Exercise directions:
Please return every line below that contains the string "time".

-- Extracted material follows --

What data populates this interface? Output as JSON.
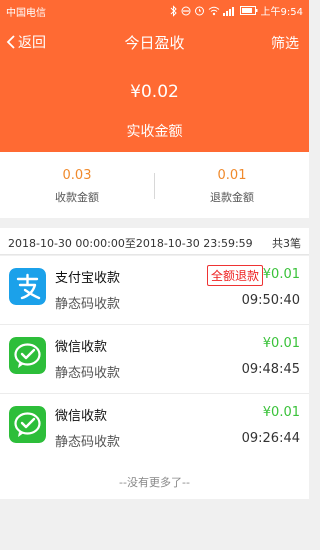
{
  "status_bar": {
    "carrier": "中国电信",
    "time": "上午9:54"
  },
  "nav": {
    "back_label": "返回",
    "title": "今日盈收",
    "filter_label": "筛选"
  },
  "hero": {
    "amount": "¥0.02",
    "label": "实收金额"
  },
  "summary": {
    "collected_value": "0.03",
    "collected_label": "收款金额",
    "refund_value": "0.01",
    "refund_label": "退款金额"
  },
  "range": {
    "text": "2018-10-30 00:00:00至2018-10-30 23:59:59",
    "count": "共3笔"
  },
  "transactions": [
    {
      "icon": "alipay-icon",
      "name": "支付宝收款",
      "sub": "静态码收款",
      "badge": "全额退款",
      "amount": "¥0.01",
      "time": "09:50:40"
    },
    {
      "icon": "wechat-pay-icon",
      "name": "微信收款",
      "sub": "静态码收款",
      "amount": "¥0.01",
      "time": "09:48:45"
    },
    {
      "icon": "wechat-pay-icon",
      "name": "微信收款",
      "sub": "静态码收款",
      "amount": "¥0.01",
      "time": "09:26:44"
    }
  ],
  "footer": {
    "no_more": "--没有更多了--"
  },
  "colors": {
    "brand": "#ff6a33",
    "summary_value": "#f08a2c",
    "amount_green": "#3ac23a",
    "refund_red": "#e22222",
    "alipay_blue": "#1ba1ea",
    "wechat_green": "#2dbe3a"
  }
}
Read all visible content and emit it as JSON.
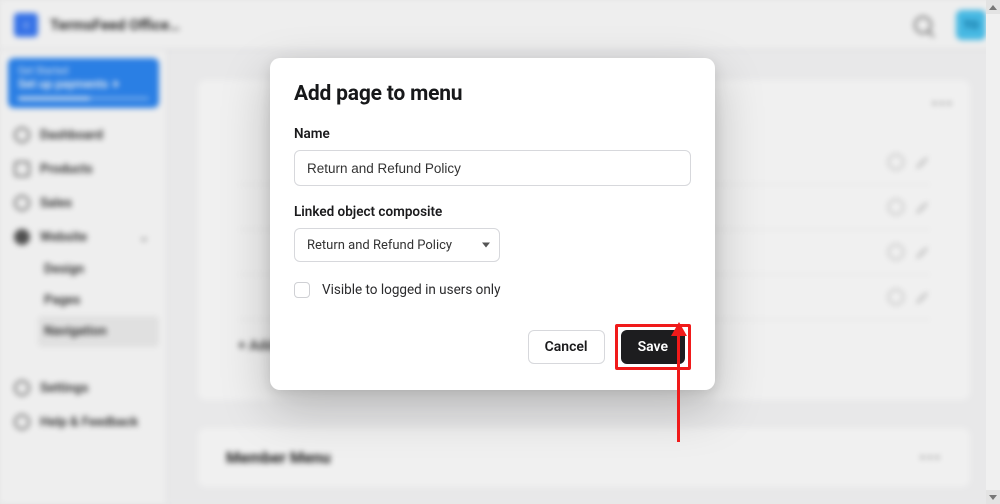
{
  "topbar": {
    "workspace_name": "TermsFeed Office…",
    "logo_letter": "‹",
    "avatar_initials": "TO"
  },
  "sidebar": {
    "get_started": {
      "eyebrow": "Get Started",
      "title": "Set up payments"
    },
    "items": [
      {
        "label": "Dashboard"
      },
      {
        "label": "Products"
      },
      {
        "label": "Sales"
      },
      {
        "label": "Website"
      }
    ],
    "website_sub": [
      {
        "label": "Design"
      },
      {
        "label": "Pages"
      },
      {
        "label": "Navigation"
      }
    ],
    "footer": [
      {
        "label": "Settings"
      },
      {
        "label": "Help & Feedback"
      }
    ]
  },
  "main": {
    "add_label": "+ Add",
    "member_menu_title": "Member Menu"
  },
  "modal": {
    "title": "Add page to menu",
    "name_label": "Name",
    "name_value": "Return and Refund Policy",
    "linked_label": "Linked object composite",
    "linked_value": "Return and Refund Policy",
    "visible_label": "Visible to logged in users only",
    "cancel_label": "Cancel",
    "save_label": "Save"
  }
}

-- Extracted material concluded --

Answer to this task:
    "time": "上午9:54"
      "time": "09:50:40"
      "time": "09:48:45"
      "time": "09:26:44"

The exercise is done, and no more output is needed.